Synopsis (from Amazon.com): When Elizabeth Endicott arrives in Aleppo, Syria she has a diploma from Mount Holyoke, a crash course in nursing, and only the most basic grasp of the Armenian language. The year is 1915 and she has volunteered on behalf of the Boston-based Friends of Armenia to help deliver food and medical aid to refugees of the Armenian genocide. There Elizabeth becomes friendly with Armen, a young Armenian engineer who has already lost his wife and infant daughter. When Armen leaves Aleppo and travels south into Egypt to join the British army, he begins to write Elizabeth letters, and comes to realize that he has fallen in love with the wealthy, young American woman who is so different from the wife he lost.
Review: Fiction can expose readers to historical events that few would choose to experience, but all must understand in order to plumb the depths of joy and despair that hinge on where and when an individual happens to be born.
Enter Laura Petrosian: a novelist usually focused on “domestic comedy about New Agey women on the social margins” decides to explore how her paternal grandparents survived the Armenian genocide — the “Slaughter You Know Next to Nothing About” — and answer the question “How do a million and a half people die with nobody knowing?” She begins her investigation in 1915 when Petrosian’s Bostonian grandmother, a recent graduate of Mount Holyoke, travels to Aleppo, Syria to escape a suitable match with a well-to-do young man in order to discover her own independent identity and help the “less fortunate.” What she finds is true love with a recently widowed Armenian engineer who she quickly falls in love with even in the midst of a massacre of unimaginable proportions.
In The Sandcastle Girls, Bohjalian successfully balances a poignant character-driven romance with an exploration of a chapter of history that is little-known yet unforgettable. Bohjalian was inspired to write this novel by his Armenian grandparents and grounds the narrative in historical facts about the genocide (his list of reference materials is exhaustive).
The Sandcastle Girls would be an excellent choice for a book club, satisfying readers who love a good story as well as those who prefer to learn a bit about history.

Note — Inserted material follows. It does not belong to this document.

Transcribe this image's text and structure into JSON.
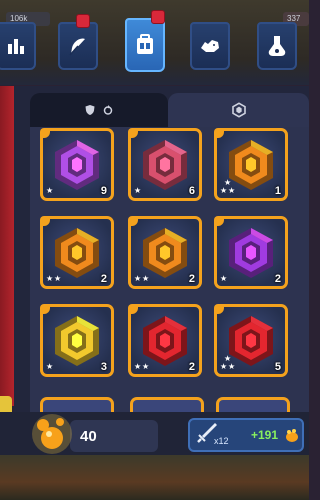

Thank you to Shelf Awareness for asking me to read and review this! Interested in a winning a free copy — leave me a comment!